• **What to work on**
Word for word, return every record that follows.

• **Records for the task**
★ ★ ★

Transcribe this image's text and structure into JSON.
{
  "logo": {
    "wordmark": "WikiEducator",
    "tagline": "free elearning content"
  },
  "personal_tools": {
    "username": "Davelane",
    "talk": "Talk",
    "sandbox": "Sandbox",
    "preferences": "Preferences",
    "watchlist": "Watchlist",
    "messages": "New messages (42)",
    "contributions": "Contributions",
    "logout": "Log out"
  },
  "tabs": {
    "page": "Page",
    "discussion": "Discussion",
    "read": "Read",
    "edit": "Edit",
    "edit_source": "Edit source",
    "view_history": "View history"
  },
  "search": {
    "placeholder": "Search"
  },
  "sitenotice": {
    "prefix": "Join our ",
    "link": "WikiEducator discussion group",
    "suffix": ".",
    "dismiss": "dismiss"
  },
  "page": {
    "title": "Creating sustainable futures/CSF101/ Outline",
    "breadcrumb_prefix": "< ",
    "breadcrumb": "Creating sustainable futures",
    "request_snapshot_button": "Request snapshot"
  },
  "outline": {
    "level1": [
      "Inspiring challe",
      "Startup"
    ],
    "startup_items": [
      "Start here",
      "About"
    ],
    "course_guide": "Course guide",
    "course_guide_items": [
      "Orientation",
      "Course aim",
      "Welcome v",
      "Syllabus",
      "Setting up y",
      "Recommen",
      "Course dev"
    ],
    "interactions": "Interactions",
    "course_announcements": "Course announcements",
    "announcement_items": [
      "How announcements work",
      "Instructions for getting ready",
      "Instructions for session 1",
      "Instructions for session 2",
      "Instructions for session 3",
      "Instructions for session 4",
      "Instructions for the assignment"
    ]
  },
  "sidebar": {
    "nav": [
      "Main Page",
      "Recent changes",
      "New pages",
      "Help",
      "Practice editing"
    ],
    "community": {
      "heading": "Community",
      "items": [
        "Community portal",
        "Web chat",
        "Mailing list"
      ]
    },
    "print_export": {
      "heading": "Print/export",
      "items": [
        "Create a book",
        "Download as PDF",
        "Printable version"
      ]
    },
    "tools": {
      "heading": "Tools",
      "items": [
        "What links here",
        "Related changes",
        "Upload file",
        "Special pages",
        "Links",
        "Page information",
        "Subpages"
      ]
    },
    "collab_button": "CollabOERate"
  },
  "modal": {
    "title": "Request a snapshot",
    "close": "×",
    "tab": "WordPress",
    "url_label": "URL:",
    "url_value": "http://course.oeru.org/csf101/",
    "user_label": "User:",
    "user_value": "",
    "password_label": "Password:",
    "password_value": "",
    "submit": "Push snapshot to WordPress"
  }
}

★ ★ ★

• **Output for this exercise**
Transcribe this image's text and structure into JSON.
{
  "logo": {
    "wordmark": "WikiEducator",
    "tagline": "free elearning content"
  },
  "personal_tools": {
    "username": "Davelane",
    "talk": "Talk",
    "sandbox": "Sandbox",
    "preferences": "Preferences",
    "watchlist": "Watchlist",
    "messages": "New messages (42)",
    "contributions": "Contributions",
    "logout": "Log out"
  },
  "tabs": {
    "page": "Page",
    "discussion": "Discussion",
    "read": "Read",
    "edit": "Edit",
    "edit_source": "Edit source",
    "view_history": "View history"
  },
  "search": {
    "placeholder": "Search"
  },
  "sitenotice": {
    "prefix": "Join our ",
    "link": "WikiEducator discussion group",
    "suffix": ".",
    "dismiss": "dismiss"
  },
  "page": {
    "title": "Creating sustainable futures/CSF101/ Outline",
    "breadcrumb_prefix": "< ",
    "breadcrumb": "Creating sustainable futures",
    "request_snapshot_button": "Request snapshot"
  },
  "outline": {
    "level1": [
      "Inspiring challe",
      "Startup"
    ],
    "startup_items": [
      "Start here",
      "About"
    ],
    "course_guide": "Course guide",
    "course_guide_items": [
      "Orientation",
      "Course aim",
      "Welcome v",
      "Syllabus",
      "Setting up y",
      "Recommen",
      "Course dev"
    ],
    "interactions": "Interactions",
    "course_announcements": "Course announcements",
    "announcement_items": [
      "How announcements work",
      "Instructions for getting ready",
      "Instructions for session 1",
      "Instructions for session 2",
      "Instructions for session 3",
      "Instructions for session 4",
      "Instructions for the assignment"
    ]
  },
  "sidebar": {
    "nav": [
      "Main Page",
      "Recent changes",
      "New pages",
      "Help",
      "Practice editing"
    ],
    "community": {
      "heading": "Community",
      "items": [
        "Community portal",
        "Web chat",
        "Mailing list"
      ]
    },
    "print_export": {
      "heading": "Print/export",
      "items": [
        "Create a book",
        "Download as PDF",
        "Printable version"
      ]
    },
    "tools": {
      "heading": "Tools",
      "items": [
        "What links here",
        "Related changes",
        "Upload file",
        "Special pages",
        "Links",
        "Page information",
        "Subpages"
      ]
    },
    "collab_button": "CollabOERate"
  },
  "modal": {
    "title": "Request a snapshot",
    "close": "×",
    "tab": "WordPress",
    "url_label": "URL:",
    "url_value": "http://course.oeru.org/csf101/",
    "user_label": "User:",
    "user_value": "",
    "password_label": "Password:",
    "password_value": "",
    "submit": "Push snapshot to WordPress"
  }
}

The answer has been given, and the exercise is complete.